As community care expands, the VA will need to develop an effective communication system in order to promote sharing information between the VA, community providers, and veterans. Opening and maintaining these communication channels will foster efficient care, and possibly lead to a comparative evaluation of community and VA outcomes and patient experience.
Telehealth may allow the VA to provide more timely and efficient care by meeting veterans where they are. In addition to routine follow-up appointments, which can occur in the veterans’ home, telehealth can also support more detailed, specialty-specific evaluations. Telehealth visits conducted in community-based outpatient centers (CBOCs), or local wound clinics, can employ licensed nursing staff to perform a basic vascular exam. These telehealth encounters shorten wait times and eliminate the barrier of long travel distances. Maximizing the use of telehealth could help decrease the number of community care referrals placed for “distance.” An expanded role for telehealth will also bring new challenges unique to a technology-reliant healthcare system. Rural areas often lack broadband availability to support telehealth encounters. Ensuring that veterans have access and technologic support will play a role in determining how much telehealth can provide for more timely and convenient care.
Non-VA providers play an extremely important but potentially overlooked role in the VA’s community care program. The rapid increase in community care requests triggered by the MISSION Act has undoubtedly taxed the entire referral system. Non-VA providers who have the expertise and capacity to care for referred veterans often experience difficulty in gathering information from the VA and in getting authorizations for follow-up visits.
Bureaucratic inefficiencies and delays in receiving compensation can discourage non-VA providers from accepting future referrals. Long-term success for the MISSION Act hinges on the VA’s effort to engage non- VA providers. Creating a user-friendly referral system that maintains continuity of care and provides prompt and appropriate compensation for non-VA providers will help foster a network of high-quality care. The VA stands alone as an effective and committed provider for the nation’s largest integrated healthcare system. With the MISSION Act, the VA steps into a more prominent role as a healthcare payor. Ensuring that veterans continue to receive timely and high-quality care will require sustained cooperation and coordination between the VA and community providers.
Efforts that promote sharing and comparing quality measures, open communication, cost containment, and the innovative use of telehealth, will be be central to ensuring that community care plays a vital role within the VA health system.
- Kullgren JT, Fagerlin A, Kerr EA. Completing the MISSION: A blueprint for helping veterans make the most of new choices. J Gen Intern Med 2019;35:1567-70.
- Massarweh NN, Itani KM, Morris MS. The VA MISSION Act and the future of veterans’ access to quality healthcare. JAMA 2020;324:343-4.
- Schlosser J, Kollisch D, Johnson D, Perkins T, Olson A. VA-Community dual care: Veteran and clinician perspectives. J Community Health 2020;45:795-802.

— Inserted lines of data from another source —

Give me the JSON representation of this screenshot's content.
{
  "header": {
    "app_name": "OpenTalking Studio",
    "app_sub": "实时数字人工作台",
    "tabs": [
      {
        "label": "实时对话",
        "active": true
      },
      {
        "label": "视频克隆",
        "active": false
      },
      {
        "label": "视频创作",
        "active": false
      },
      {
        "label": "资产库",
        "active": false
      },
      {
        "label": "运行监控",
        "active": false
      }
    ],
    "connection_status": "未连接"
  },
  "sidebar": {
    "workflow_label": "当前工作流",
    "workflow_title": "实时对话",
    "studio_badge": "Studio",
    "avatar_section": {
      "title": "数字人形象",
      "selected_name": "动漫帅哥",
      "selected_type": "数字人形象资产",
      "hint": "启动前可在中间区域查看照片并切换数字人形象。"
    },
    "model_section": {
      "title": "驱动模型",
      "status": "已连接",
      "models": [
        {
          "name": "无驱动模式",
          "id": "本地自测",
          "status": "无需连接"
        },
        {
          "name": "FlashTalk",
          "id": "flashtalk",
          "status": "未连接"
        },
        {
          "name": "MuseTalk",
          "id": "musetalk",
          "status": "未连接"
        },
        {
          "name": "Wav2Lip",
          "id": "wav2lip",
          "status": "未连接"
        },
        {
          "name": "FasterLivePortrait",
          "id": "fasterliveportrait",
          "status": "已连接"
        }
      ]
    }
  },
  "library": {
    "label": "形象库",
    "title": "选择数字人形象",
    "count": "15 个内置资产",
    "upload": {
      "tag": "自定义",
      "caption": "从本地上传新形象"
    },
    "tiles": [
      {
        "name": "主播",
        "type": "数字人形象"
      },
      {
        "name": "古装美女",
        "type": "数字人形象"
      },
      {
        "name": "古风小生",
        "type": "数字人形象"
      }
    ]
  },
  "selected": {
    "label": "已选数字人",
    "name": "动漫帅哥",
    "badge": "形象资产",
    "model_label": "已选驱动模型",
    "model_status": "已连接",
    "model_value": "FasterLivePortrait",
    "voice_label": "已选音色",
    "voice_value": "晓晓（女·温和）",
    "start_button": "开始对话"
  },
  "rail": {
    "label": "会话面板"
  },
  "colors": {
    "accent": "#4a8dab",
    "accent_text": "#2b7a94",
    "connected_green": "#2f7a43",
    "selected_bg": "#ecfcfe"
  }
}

- Stroupe KT, Martinez R, Hogan TP, Gordon EJ, Gonzalez B, Kale I, Osteen C, Tarlov E, Weaver FM, Hynes, DM, Smith BM. Experiences with the Veterans’ Choice Program. J Gen Intern Med 2019;34:2141-9.
Michael Costanza, MD, and Vivienne Halpern, MD, are members of the SVS VA Vascular Surgeons Committee.